Only 5%?

Badrya Darwish

Badrya Darwish

Everyone in Kuwait is suffering from high school fees – Kuwaiti or expat. So the best business in my opinion is to open schools. It can compete with oil as oil prices have plunged to $20. I’m sure you can make more money out of students.

Where are the good old days when the tuition fee I paid for my son at an English school was KD 2,000 for his senior year. Now my grandson who is seven years old is paying nearly KD 5,000 for second grade. Another friend of mine is paying more than KD 5,000 for her two daughters, one in KG and one in elementary in a British school.

This was before the invasion – I don’t like to mention the invasion, but let’s face it, it’s a reality and a demarcation of time and events in Kuwait.

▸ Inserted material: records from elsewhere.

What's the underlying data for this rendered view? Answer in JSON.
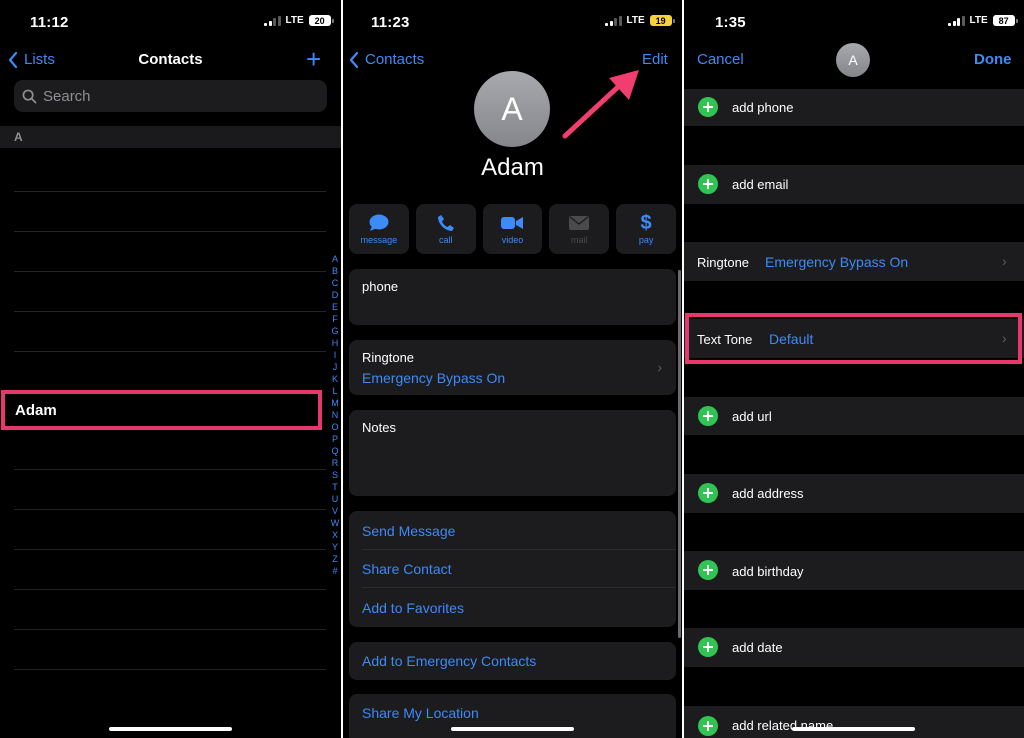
{
  "panel1": {
    "status": {
      "time": "11:12",
      "network": "LTE",
      "battery": "20"
    },
    "nav": {
      "back": "Lists",
      "title": "Contacts",
      "add": "+"
    },
    "search_placeholder": "Search",
    "section": "A",
    "highlighted_contact": "Adam",
    "alphabet": [
      "A",
      "B",
      "C",
      "D",
      "E",
      "F",
      "G",
      "H",
      "I",
      "J",
      "K",
      "L",
      "M",
      "N",
      "O",
      "P",
      "Q",
      "R",
      "S",
      "T",
      "U",
      "V",
      "W",
      "X",
      "Y",
      "Z",
      "#"
    ]
  },
  "panel2": {
    "status": {
      "time": "11:23",
      "network": "LTE",
      "battery": "19"
    },
    "nav": {
      "back": "Contacts",
      "edit": "Edit"
    },
    "avatar_initial": "A",
    "name": "Adam",
    "actions": [
      {
        "label": "message",
        "icon": "message-bubble-icon",
        "enabled": true
      },
      {
        "label": "call",
        "icon": "phone-icon",
        "enabled": true
      },
      {
        "label": "video",
        "icon": "video-camera-icon",
        "enabled": true
      },
      {
        "label": "mail",
        "icon": "envelope-icon",
        "enabled": false
      },
      {
        "label": "pay",
        "icon": "dollar-icon",
        "enabled": true
      }
    ],
    "phone_label": "phone",
    "ringtone_label": "Ringtone",
    "ringtone_value": "Emergency Bypass On",
    "notes_label": "Notes",
    "links": [
      "Send Message",
      "Share Contact",
      "Add to Favorites"
    ],
    "emergency": "Add to Emergency Contacts",
    "location": "Share My Location"
  },
  "panel3": {
    "status": {
      "time": "1:35",
      "network": "LTE",
      "battery": "87"
    },
    "nav": {
      "cancel": "Cancel",
      "done": "Done"
    },
    "avatar_initial": "A",
    "add_phone": "add phone",
    "add_email": "add email",
    "ringtone_label": "Ringtone",
    "ringtone_value": "Emergency Bypass On",
    "text_tone_label": "Text Tone",
    "text_tone_value": "Default",
    "add_url": "add url",
    "add_address": "add address",
    "add_birthday": "add birthday",
    "add_date": "add date",
    "add_related": "add related name"
  },
  "colors": {
    "accent": "#3e8af7",
    "highlight": "#e7386d",
    "add_green": "#30c552",
    "arrow": "#f23d6f"
  }
}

Also, many major things have deteriorated since that black day. Before the invasion, 99 percent of Kuwaitis were in public schools. Only expats went to private schools as they had been banned from public schools since the 1980s.

The situation changed drastically after the liberation and more of our kids started joining the expats in private schools because the quality of public education collapsed. Just like Kuwait Airways, our blue bird. Two major services in Kuwait collapsed after liberation and till now, 25 years later, have not reversed course.

Back to schools. If I’m paying for a child of five years KD 5,000 in tuition, how much do you expect my salary to be? And it’s only education I’m talking about. Leave alone food, housing, petrol, car, health, clothing, etc, etc. Where is the government? Why are we even bothering with public schools? Close them and give us the money used for the budget for the Ministry of Education so we can pay the private school tuition fees for our children. And then when it was discussed in parliament, I hoped for serious action from our honorable gentlemen, the defenders of the nation. And what did they come out with?

Actually why are we even talking about an increase of 5 or 10 or even 1 percent? We should be talking about decreasing the fees. Why are we paying so much? And why are we disputing increases when we should be demanding reduction in fees? The fees are already unfairly and unjustly high for Kuwaitis, so imagine for expats who earn much less and get no subsidies for anything!

If you say that there is a high demand and a free market, then ease the licenses for schools, provide the land and let new schools be opened. Actually, children should not be without schooling and most advanced nations of the world provide education free to all children regardless of their nationality or status in the country. When we fled to London during the invasion, my children, who are Kuwaitis, immediately joined the schools in the UK and were enrolled like any other children without any fees or questions.

Shame on us for turning education into a business.

By Badrya Darwish
badrya_d@kuwaittimes.net

This article was published on 27/01/2016